Are you ready for 2015? If you are a sales or marketing professional, it’s time to buckle your seatbelts. The moment that we’ve been waiting for in our industry for many years is about the happen: Smarketing is going mainstream.
For any company (especially startups!) thinking about how to grow revenues in 2015, sales and marketing are undoubtedly two of the top concerns. How will we generate leads? How will we sell to those leads in order to reach our growth goals? But most importantly, how will leads generated by marketing lead to sales-ready interactions for that the sales team can leverage?
In 2015, companies will have to address these two areas as one function within the organization. That is, the function of generating new business. While blending sales and marketing has begun to happen over the past few years, thanks to inbound marketing and a shift in the customer buying process, many companies are not leveraging smarketing (sales+marketing=true love) to the degree that they should.

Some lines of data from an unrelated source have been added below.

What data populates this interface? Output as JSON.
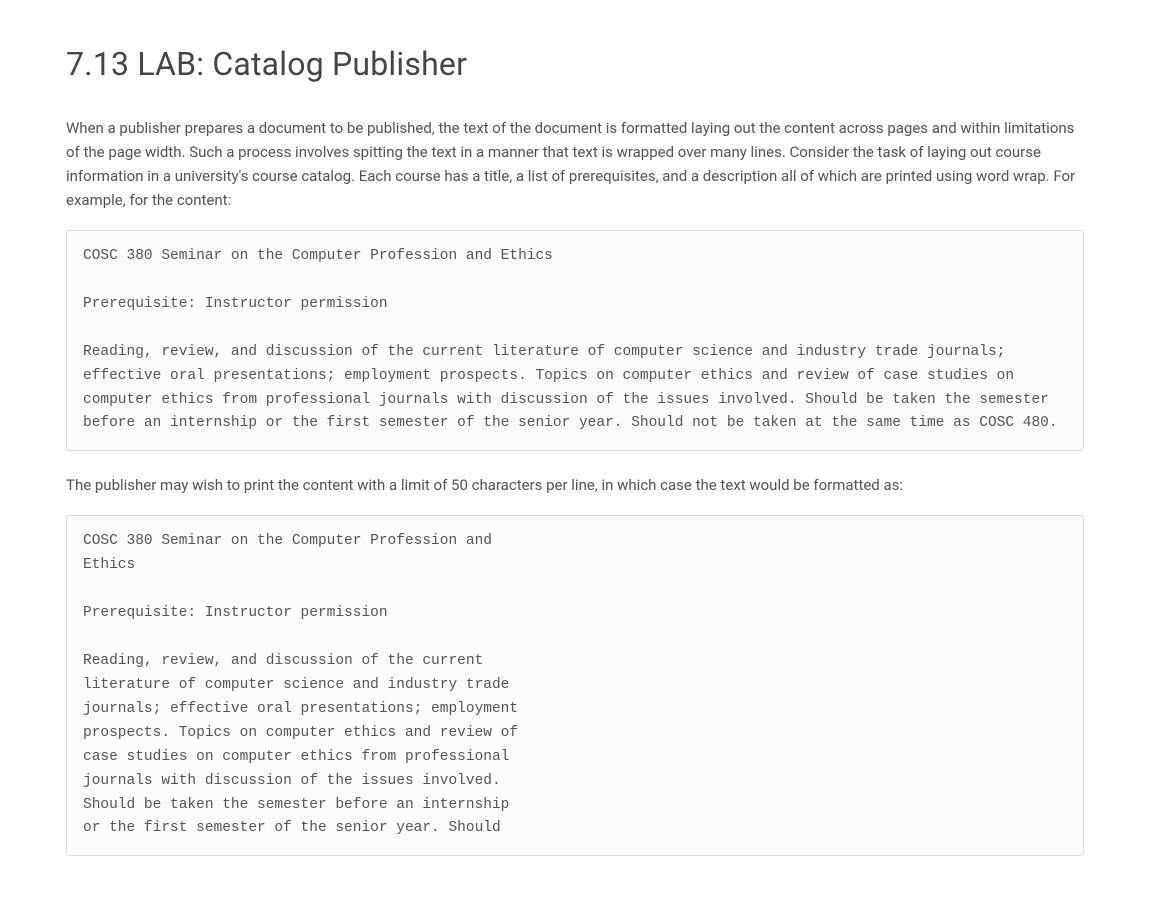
{
  "title": "7.13 LAB: Catalog Publisher",
  "intro": "When a publisher prepares a document to be published, the text of the document is formatted laying out the content across pages and within limitations of the page width. Such a process involves spitting the text in a manner that text is wrapped over many lines. Consider the task of laying out course information in a university's course catalog. Each course has a title, a list of prerequisites, and a description all of which are printed using word wrap. For example, for the content:",
  "code_block_1": "COSC 380 Seminar on the Computer Profession and Ethics\n\nPrerequisite: Instructor permission\n\nReading, review, and discussion of the current literature of computer science and industry trade journals; effective oral presentations; employment prospects. Topics on computer ethics and review of case studies on computer ethics from professional journals with discussion of the issues involved. Should be taken the semester before an internship or the first semester of the senior year. Should not be taken at the same time as COSC 480.",
  "middle_text": "The publisher may wish to print the content with a limit of 50 characters per line, in which case the text would be formatted as:",
  "code_block_2": "COSC 380 Seminar on the Computer Profession and\nEthics\n\nPrerequisite: Instructor permission\n\nReading, review, and discussion of the current\nliterature of computer science and industry trade\njournals; effective oral presentations; employment\nprospects. Topics on computer ethics and review of\ncase studies on computer ethics from professional\njournals with discussion of the issues involved.\nShould be taken the semester before an internship\nor the first semester of the senior year. Should"
}
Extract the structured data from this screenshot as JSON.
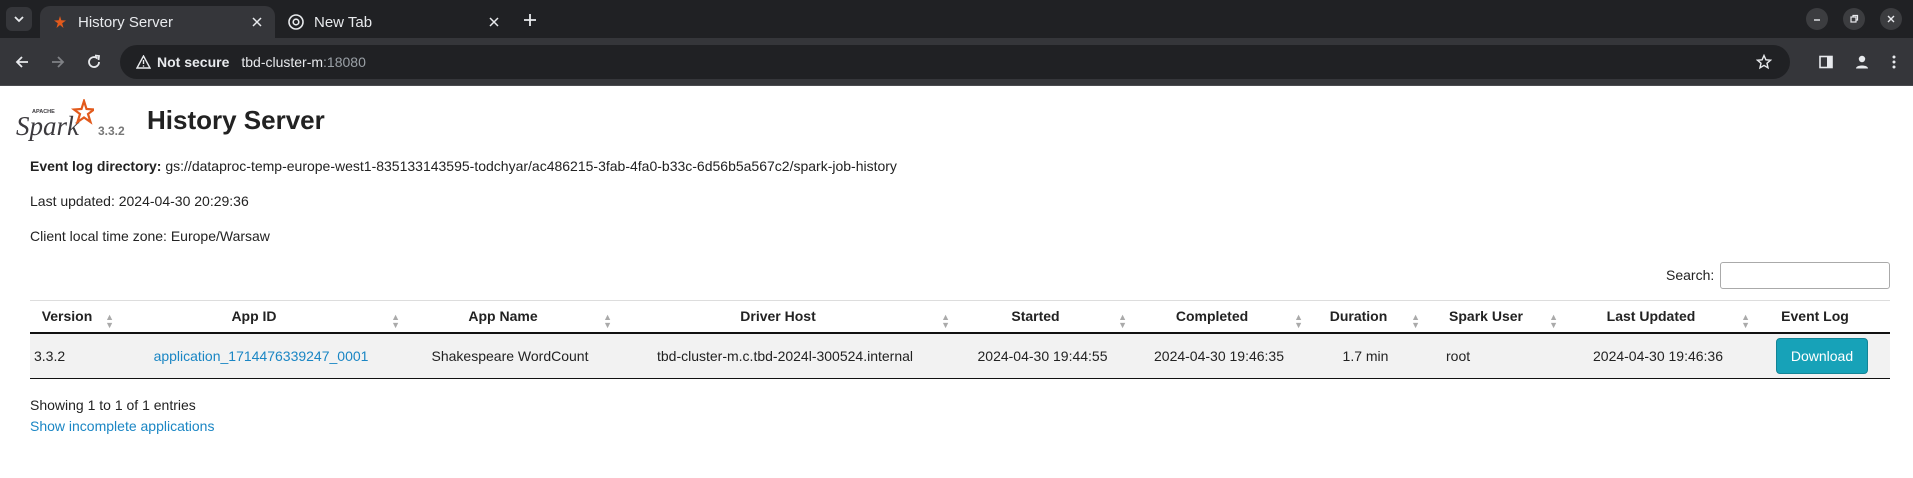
{
  "browser": {
    "tabs": [
      {
        "title": "History Server",
        "active": true,
        "favicon": "spark-icon"
      },
      {
        "title": "New Tab",
        "active": false,
        "favicon": "chrome-icon"
      }
    ],
    "security_label": "Not secure",
    "url_host": "tbd-cluster-m",
    "url_port": ":18080"
  },
  "header": {
    "title": "History Server",
    "spark_version": "3.3.2"
  },
  "info": {
    "event_log_label": "Event log directory:",
    "event_log_value": "gs://dataproc-temp-europe-west1-835133143595-todchyar/ac486215-3fab-4fa0-b33c-6d56b5a567c2/spark-job-history",
    "last_updated": "Last updated: 2024-04-30 20:29:36",
    "timezone": "Client local time zone: Europe/Warsaw"
  },
  "search": {
    "label": "Search:",
    "value": ""
  },
  "table": {
    "headers": [
      "Version",
      "App ID",
      "App Name",
      "Driver Host",
      "Started",
      "Completed",
      "Duration",
      "Spark User",
      "Last Updated",
      "Event Log"
    ],
    "rows": [
      {
        "version": "3.3.2",
        "app_id": "application_1714476339247_0001",
        "app_name": "Shakespeare WordCount",
        "driver_host": "tbd-cluster-m.c.tbd-2024l-300524.internal",
        "started": "2024-04-30 19:44:55",
        "completed": "2024-04-30 19:46:35",
        "duration": "1.7 min",
        "spark_user": "root",
        "last_updated": "2024-04-30 19:46:36",
        "event_log": "Download"
      }
    ]
  },
  "footer": {
    "showing": "Showing 1 to 1 of 1 entries",
    "incomplete_link": "Show incomplete applications"
  },
  "colors": {
    "link": "#1a86c4",
    "download_button": "#17a2b8",
    "tab_strip": "#202124",
    "toolbar": "#35363a"
  }
}
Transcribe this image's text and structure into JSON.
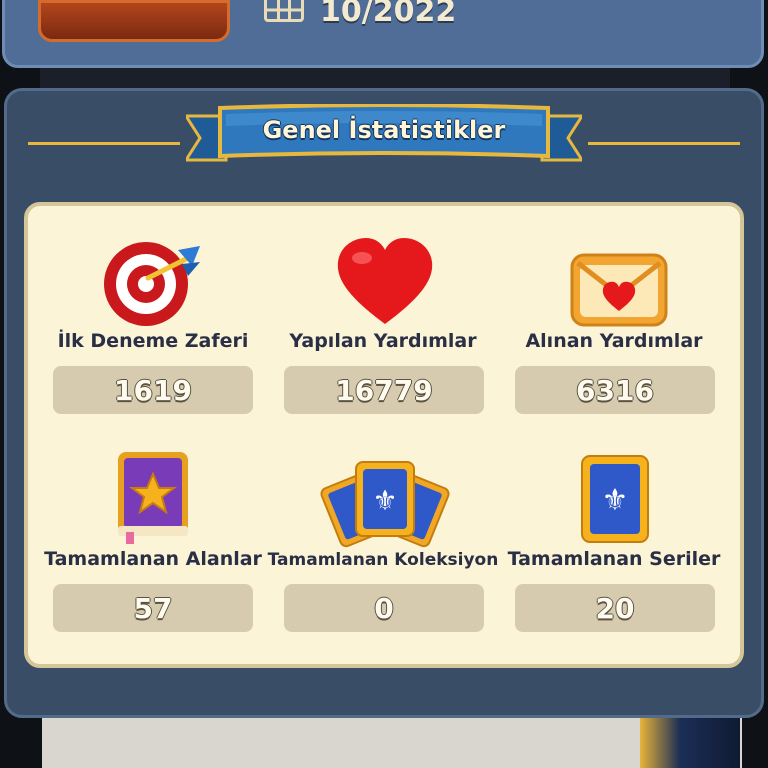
{
  "profile": {
    "join_date": "10/2022"
  },
  "panel": {
    "title": "Genel İstatistikler"
  },
  "stats": [
    {
      "label": "İlk Deneme Zaferi",
      "value": "1619",
      "icon": "target-icon"
    },
    {
      "label": "Yapılan Yardımlar",
      "value": "16779",
      "icon": "heart-icon"
    },
    {
      "label": "Alınan Yardımlar",
      "value": "6316",
      "icon": "envelope-heart-icon"
    },
    {
      "label": "Tamamlanan Alanlar",
      "value": "57",
      "icon": "star-book-icon"
    },
    {
      "label": "Tamamlanan Koleksiyon",
      "value": "0",
      "icon": "card-fan-icon"
    },
    {
      "label": "Tamamlanan Seriler",
      "value": "20",
      "icon": "card-icon"
    }
  ],
  "colors": {
    "panel_bg": "#3a4d66",
    "inner_bg": "#fbf4d6",
    "banner_blue": "#2e73b8",
    "gold": "#e6b83e"
  }
}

The companies that will win in the New Year will fully embrace smarketing, managing sales and marketing as one cohesive unit.
To understand what the most effective smarketing tactics will be in 2015, we must first take a look at what has caused this shift away from the traditionally-siloed structure.
The blending of sales and marketing has come about because of the shift in informational power from sales reps and advertisements to the customer. Inbound marketing provides customers with the information that they are seeking before they desire to speak with a sales rep.
This is why the Harvard Business Review announced in 2012 that solution selling was over. Their study of B2B buyers found that, on average, customers completed 60% of the buying process before they even initiated a conversation with a potential vendor. Since the customer prefers self-directed research to sales conversations early in the buying journey, content marketing materials like informational eBooks, guides and white papers have become important selling tools. Marketing automation and social media help to nurture this relationship with the buyer in order to increase sales-readiness.
Why Old School Tactics are *Officially* Out
It used to be that company sales reps had access to the information that their customers needed to make buying decisions. Customers knew they had a problem, but weren’t sure how to solve it. Thanks to the rise of the Internet, however, customers can instantly price shop, find product specs, read reviews, or communicate with others who have purchased the product or service in order to see what they think. Almost any question about the way a product works can be answered online.
This widespread availability of information means that it is almost impossible for sales reps to use the same tactics that worked in the past to win business from customers. In his book, Sales Shift: How Inbound Marketing Has Turned Sales Upside Down Making it More Difficult and More Lucrative at the Same Time, Frank Belzer discusses this in detail. Belzer explains that while companies are generating record numbers of inbound leads due to a successful inbound marketing program, sales and revenue are not experiencing the same increase. The reason for this is a misalignment in tactics between sales and marketing. Old-school tactics like pitch presentations and product-centric selling conflict with the existing relationships created and nurtured by marketing. When sales and marketing are not in alignment, the relationship with buyers in at risk due to inconsistency in communication. Inconsistency jeopardizes trust. Trust is critical to sales.
How Smarketers Will Succeed in 2015
In order for organizations to successfully generate revenue in this new era, sales and marketing must operate in alignment, as one.
#1: Create a focus on the buyer.
Smarketing professionals need to have a strong understanding of their buyers so that they can legitimately help them. Forrester refers to this understanding as buyer empathy. In his keynote speech at HubSpot’s Inbound 2014, HubSpot co-founder and CEO Brian Halligan describes this change in the field of sales when he talks about the type of sales reps he now looks to hire as being “transparent [reps that] lean into the new realities of the buyer,” by providing them with a valuable solution, instead of simply relying on relationships as “back-slapping” sales reps of the past did. When both sales and marketing are relentlessly focused on helping the buyer solve its problem, an environment that lends itself towards alignment is created.
#2: Align efforts through process.
In other words, talk to each other. Work together. Sales and marketing are dependent on each other for revenue success, therefore they shouldn’t be working as it they aren’t. However, in many organizations sales and marketing fail to recognize and leverage the value of the other by working autonomously.
#3: Support success with technology.
Smarketing alignment is more than integrating your tools. However, integrating your CRM with your marketing automation creates a technological infrastructure that reflects your smarketing strategy.
Blending sales and marketing in the upcoming new year will require an understanding that sales and marketing now function as one singular entity focused on bringing in new revenue. It’s official, sales and marketing have become one.